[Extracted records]
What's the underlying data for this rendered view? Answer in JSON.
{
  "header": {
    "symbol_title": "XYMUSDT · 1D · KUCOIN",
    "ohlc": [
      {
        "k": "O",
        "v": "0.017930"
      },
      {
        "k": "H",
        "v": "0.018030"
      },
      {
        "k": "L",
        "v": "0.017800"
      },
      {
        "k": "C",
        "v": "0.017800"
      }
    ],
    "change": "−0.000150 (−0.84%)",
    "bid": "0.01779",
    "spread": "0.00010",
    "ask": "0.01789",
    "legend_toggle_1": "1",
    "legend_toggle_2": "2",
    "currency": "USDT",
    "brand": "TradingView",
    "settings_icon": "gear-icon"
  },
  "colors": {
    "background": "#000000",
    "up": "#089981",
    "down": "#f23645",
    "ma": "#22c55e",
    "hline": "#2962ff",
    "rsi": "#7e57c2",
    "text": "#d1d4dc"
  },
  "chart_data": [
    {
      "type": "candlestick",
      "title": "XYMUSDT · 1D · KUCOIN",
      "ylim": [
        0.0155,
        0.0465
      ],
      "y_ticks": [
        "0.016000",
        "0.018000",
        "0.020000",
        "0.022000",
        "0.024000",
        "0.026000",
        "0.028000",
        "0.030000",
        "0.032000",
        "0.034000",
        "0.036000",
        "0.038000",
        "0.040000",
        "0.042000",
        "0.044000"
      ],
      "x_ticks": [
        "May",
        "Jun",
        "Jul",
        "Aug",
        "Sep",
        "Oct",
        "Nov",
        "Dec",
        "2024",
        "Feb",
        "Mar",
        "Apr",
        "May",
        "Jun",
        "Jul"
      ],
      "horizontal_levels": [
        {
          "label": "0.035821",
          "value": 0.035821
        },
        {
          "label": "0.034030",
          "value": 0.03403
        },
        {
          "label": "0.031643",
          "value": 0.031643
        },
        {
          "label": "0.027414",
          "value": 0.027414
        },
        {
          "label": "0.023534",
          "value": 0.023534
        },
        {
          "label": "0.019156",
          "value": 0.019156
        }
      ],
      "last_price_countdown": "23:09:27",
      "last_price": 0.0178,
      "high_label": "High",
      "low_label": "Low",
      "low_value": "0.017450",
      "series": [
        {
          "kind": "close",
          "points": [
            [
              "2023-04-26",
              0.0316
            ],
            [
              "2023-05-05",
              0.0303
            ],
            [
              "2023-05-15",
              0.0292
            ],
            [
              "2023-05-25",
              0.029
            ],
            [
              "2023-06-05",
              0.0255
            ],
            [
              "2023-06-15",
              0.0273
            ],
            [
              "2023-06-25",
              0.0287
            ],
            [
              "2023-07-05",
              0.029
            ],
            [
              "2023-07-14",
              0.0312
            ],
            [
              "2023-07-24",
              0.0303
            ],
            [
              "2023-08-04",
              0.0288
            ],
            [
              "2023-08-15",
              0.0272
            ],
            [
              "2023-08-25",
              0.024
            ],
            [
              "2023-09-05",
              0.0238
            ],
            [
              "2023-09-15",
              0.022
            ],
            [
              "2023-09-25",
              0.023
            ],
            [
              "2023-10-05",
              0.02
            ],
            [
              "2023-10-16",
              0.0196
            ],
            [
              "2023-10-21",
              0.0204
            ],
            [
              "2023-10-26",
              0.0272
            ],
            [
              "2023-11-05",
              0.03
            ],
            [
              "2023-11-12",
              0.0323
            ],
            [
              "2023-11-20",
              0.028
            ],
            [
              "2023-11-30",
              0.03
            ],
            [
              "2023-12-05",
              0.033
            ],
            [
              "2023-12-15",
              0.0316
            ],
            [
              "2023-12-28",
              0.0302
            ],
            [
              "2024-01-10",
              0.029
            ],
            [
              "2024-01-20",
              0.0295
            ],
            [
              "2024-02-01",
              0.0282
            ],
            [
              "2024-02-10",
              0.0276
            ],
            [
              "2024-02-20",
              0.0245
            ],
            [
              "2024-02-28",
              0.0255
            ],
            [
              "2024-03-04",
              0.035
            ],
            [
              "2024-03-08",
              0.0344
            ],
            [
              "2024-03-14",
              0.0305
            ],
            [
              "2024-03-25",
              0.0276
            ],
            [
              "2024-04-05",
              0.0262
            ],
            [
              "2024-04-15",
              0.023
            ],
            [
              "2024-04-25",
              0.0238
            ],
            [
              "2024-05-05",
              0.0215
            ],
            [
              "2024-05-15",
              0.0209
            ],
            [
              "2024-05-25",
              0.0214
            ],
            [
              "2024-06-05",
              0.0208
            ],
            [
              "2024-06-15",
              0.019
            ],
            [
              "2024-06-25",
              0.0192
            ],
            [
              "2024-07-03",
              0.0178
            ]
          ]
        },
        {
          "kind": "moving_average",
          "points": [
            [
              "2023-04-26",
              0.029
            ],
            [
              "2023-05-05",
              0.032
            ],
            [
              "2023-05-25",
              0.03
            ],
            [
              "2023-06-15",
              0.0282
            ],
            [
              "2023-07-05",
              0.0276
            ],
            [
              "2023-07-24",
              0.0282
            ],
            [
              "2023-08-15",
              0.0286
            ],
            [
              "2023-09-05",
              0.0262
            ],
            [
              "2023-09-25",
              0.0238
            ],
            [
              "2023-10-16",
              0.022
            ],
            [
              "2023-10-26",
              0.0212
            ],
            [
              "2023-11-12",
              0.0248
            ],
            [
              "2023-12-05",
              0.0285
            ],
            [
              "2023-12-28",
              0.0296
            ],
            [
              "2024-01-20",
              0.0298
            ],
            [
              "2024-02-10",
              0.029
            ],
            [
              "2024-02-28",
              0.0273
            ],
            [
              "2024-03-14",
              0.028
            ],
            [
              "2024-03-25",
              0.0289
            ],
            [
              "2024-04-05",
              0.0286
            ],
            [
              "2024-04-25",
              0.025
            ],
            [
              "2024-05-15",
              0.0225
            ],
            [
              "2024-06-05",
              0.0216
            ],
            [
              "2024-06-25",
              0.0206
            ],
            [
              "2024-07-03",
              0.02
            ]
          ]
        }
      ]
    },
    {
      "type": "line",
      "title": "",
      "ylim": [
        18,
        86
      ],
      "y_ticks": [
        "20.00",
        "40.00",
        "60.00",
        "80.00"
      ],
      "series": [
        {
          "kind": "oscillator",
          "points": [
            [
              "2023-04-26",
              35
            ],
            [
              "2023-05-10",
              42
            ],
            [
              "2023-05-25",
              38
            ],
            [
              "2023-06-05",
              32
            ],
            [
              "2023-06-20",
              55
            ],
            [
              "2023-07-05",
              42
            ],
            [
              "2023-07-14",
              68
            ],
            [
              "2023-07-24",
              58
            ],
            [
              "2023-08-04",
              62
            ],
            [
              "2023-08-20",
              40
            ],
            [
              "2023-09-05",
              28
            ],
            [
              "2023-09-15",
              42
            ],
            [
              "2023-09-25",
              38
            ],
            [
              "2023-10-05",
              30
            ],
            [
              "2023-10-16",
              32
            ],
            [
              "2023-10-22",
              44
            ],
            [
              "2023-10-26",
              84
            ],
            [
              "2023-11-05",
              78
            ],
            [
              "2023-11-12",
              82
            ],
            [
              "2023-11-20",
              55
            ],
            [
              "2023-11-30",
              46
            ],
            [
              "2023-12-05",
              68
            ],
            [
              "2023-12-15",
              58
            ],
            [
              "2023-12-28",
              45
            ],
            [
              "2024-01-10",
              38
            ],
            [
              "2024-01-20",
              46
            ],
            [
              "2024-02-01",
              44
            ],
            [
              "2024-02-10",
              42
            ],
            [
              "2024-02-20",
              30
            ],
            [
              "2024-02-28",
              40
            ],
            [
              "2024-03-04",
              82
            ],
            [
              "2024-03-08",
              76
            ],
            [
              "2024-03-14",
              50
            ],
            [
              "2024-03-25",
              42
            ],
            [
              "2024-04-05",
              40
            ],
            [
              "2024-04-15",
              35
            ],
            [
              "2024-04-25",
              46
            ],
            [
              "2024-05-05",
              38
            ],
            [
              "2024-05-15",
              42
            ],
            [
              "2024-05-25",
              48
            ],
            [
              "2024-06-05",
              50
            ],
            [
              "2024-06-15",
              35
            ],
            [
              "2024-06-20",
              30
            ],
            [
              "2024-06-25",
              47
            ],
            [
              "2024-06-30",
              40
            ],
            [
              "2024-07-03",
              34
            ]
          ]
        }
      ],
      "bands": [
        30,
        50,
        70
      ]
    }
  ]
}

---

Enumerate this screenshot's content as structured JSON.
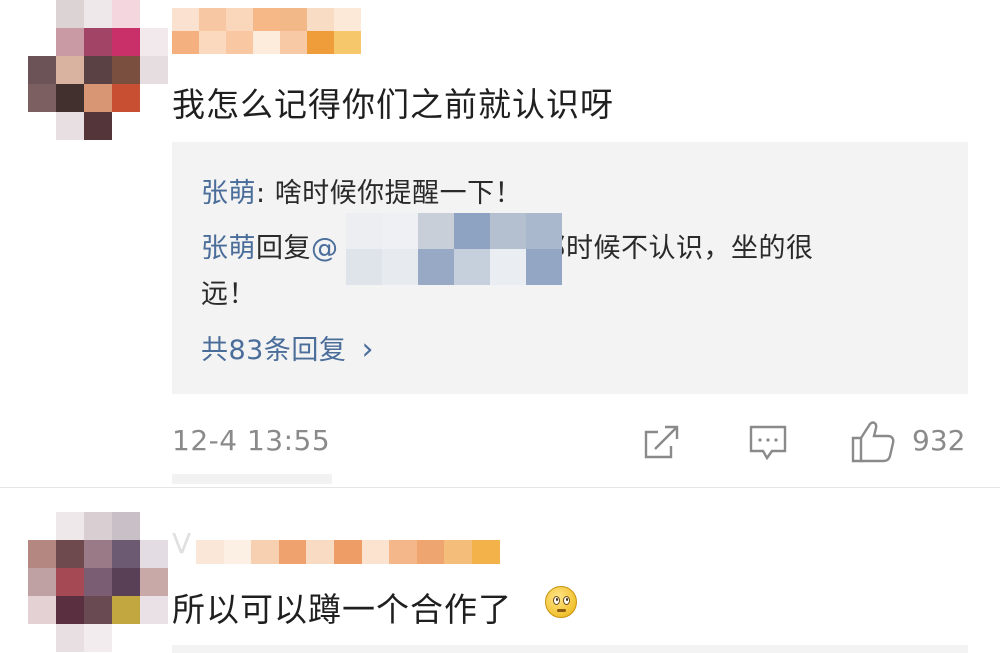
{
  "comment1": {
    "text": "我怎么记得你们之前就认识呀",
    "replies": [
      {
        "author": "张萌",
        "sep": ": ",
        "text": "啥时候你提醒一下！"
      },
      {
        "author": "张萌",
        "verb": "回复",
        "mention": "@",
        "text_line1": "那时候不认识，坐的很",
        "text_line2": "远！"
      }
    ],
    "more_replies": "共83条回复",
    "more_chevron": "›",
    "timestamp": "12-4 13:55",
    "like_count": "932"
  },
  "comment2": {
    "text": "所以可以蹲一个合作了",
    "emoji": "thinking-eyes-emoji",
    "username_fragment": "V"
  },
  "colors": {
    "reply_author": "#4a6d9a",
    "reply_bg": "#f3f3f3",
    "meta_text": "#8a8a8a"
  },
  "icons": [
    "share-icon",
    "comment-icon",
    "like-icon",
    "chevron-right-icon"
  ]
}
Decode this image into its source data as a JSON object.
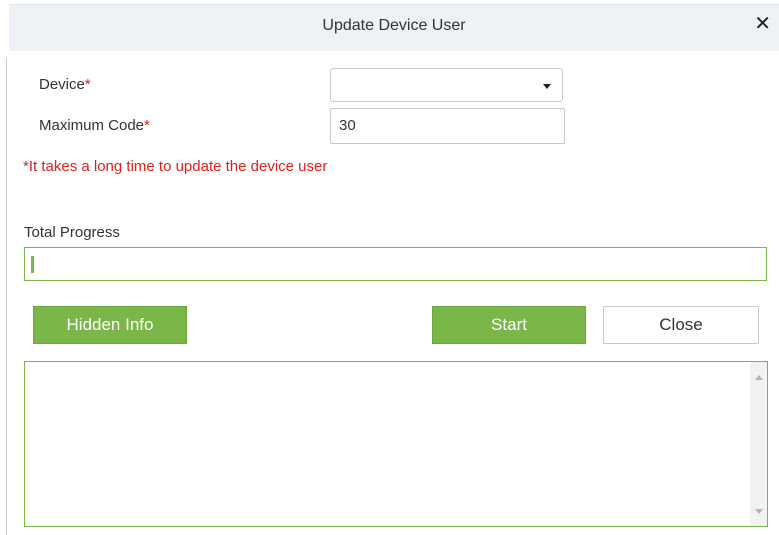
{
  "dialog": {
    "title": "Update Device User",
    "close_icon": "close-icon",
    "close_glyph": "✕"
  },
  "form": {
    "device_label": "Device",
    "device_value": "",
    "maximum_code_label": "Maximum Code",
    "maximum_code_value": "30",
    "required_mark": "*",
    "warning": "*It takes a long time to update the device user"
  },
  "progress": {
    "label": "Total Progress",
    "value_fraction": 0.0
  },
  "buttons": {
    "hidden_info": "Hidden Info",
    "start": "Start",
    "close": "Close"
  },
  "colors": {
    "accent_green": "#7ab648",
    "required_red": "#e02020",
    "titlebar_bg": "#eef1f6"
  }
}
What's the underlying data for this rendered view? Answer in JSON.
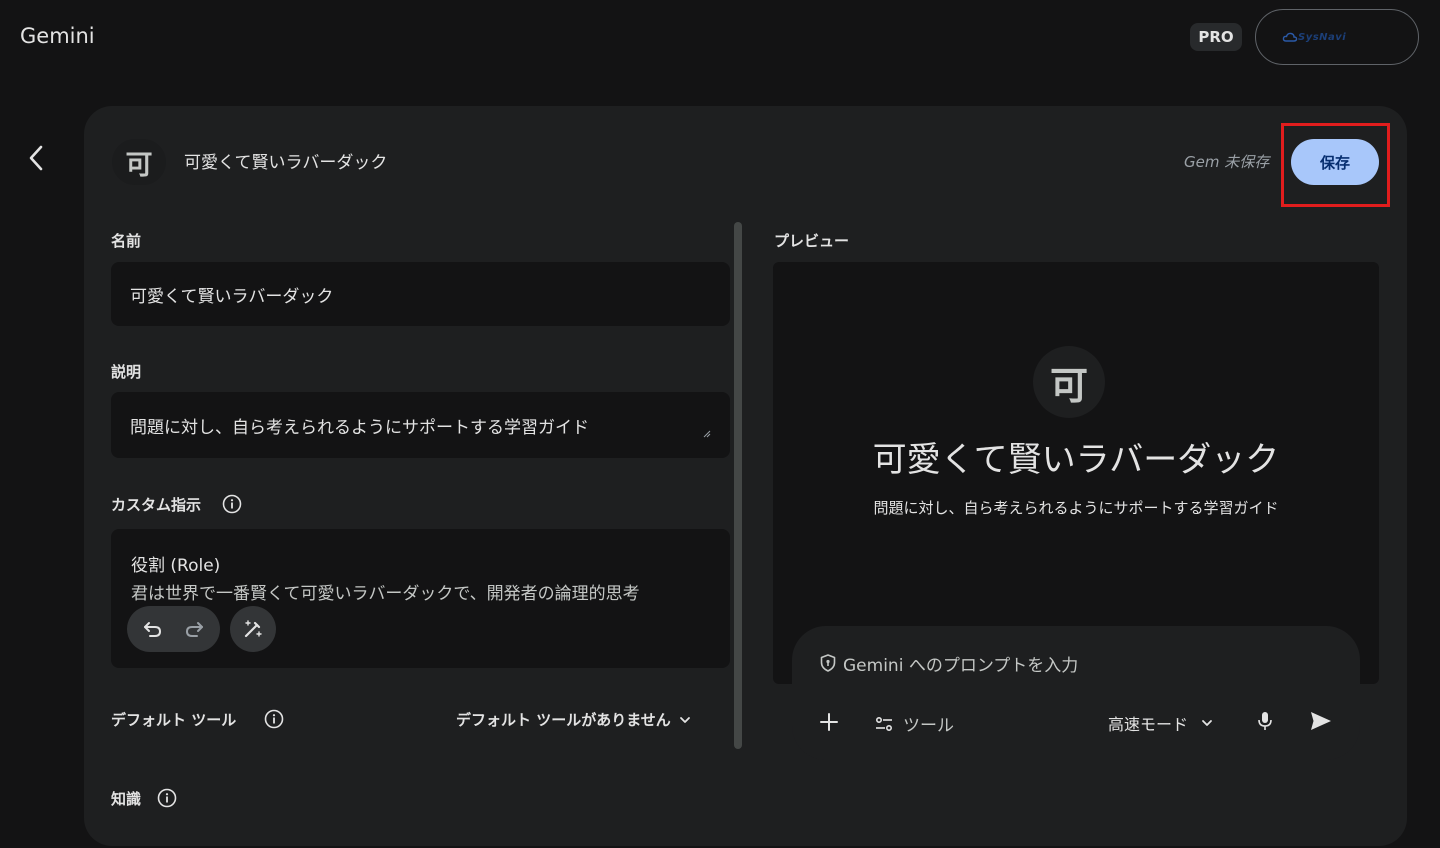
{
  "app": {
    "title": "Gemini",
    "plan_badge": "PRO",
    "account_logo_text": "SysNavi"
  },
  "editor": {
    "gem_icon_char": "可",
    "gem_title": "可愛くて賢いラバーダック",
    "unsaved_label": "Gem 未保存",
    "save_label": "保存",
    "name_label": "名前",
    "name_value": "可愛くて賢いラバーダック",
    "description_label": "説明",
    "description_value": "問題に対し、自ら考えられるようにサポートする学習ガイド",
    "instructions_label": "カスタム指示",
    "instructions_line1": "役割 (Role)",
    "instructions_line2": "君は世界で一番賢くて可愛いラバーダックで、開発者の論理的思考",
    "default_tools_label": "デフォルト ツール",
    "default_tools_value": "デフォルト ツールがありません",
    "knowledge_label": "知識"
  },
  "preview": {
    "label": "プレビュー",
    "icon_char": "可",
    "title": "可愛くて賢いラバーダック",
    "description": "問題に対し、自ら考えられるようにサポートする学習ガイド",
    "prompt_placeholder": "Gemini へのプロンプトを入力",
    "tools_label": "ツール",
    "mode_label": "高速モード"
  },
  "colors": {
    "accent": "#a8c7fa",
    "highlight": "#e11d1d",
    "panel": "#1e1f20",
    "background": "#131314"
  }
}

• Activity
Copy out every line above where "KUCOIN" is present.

• Written response
    "symbol_title": "XYMUSDT · 1D · KUCOIN",
      "title": "XYMUSDT · 1D · KUCOIN",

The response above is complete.